# What is required
Provide only the number of lines below that contain the word "Jordgubbar".

Data records for software interfaces:

□ □ □ □ □ □ □

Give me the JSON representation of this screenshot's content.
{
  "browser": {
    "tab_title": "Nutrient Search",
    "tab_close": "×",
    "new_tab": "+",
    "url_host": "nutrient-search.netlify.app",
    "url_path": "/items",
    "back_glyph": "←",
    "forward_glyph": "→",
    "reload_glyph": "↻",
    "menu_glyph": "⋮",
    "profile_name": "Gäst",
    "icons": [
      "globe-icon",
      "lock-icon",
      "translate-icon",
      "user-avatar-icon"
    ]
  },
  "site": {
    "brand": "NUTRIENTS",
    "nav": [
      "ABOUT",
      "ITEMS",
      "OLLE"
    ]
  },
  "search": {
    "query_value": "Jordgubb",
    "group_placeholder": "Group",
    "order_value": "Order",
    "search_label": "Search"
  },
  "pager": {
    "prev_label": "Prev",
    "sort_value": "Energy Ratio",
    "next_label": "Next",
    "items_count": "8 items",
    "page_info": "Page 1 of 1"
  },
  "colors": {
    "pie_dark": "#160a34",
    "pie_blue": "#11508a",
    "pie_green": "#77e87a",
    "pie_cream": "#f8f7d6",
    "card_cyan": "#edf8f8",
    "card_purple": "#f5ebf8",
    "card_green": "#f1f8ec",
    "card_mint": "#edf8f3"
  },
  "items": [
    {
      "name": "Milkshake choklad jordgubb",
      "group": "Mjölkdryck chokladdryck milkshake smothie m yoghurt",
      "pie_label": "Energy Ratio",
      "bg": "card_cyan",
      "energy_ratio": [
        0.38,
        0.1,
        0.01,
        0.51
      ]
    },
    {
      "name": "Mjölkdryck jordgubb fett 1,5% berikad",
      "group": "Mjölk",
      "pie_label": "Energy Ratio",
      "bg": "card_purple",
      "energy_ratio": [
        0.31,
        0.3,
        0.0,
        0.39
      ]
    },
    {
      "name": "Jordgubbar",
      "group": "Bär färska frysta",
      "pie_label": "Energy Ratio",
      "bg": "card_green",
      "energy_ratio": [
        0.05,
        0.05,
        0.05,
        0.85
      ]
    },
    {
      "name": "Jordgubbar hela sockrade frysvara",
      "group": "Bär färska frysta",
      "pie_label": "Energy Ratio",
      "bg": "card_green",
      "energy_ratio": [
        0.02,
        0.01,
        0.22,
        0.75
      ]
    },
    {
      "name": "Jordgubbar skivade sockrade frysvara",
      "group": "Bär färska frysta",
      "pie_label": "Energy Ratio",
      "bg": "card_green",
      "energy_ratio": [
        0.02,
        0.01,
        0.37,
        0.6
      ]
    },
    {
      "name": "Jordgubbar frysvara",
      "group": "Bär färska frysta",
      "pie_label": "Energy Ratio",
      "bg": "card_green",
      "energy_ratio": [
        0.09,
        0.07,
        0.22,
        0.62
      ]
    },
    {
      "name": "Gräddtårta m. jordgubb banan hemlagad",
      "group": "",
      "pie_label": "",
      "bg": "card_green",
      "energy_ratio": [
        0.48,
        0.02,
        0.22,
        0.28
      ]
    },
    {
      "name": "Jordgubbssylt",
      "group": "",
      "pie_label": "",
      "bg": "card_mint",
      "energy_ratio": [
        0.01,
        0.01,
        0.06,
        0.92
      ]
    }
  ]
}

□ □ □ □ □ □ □

# Answer
4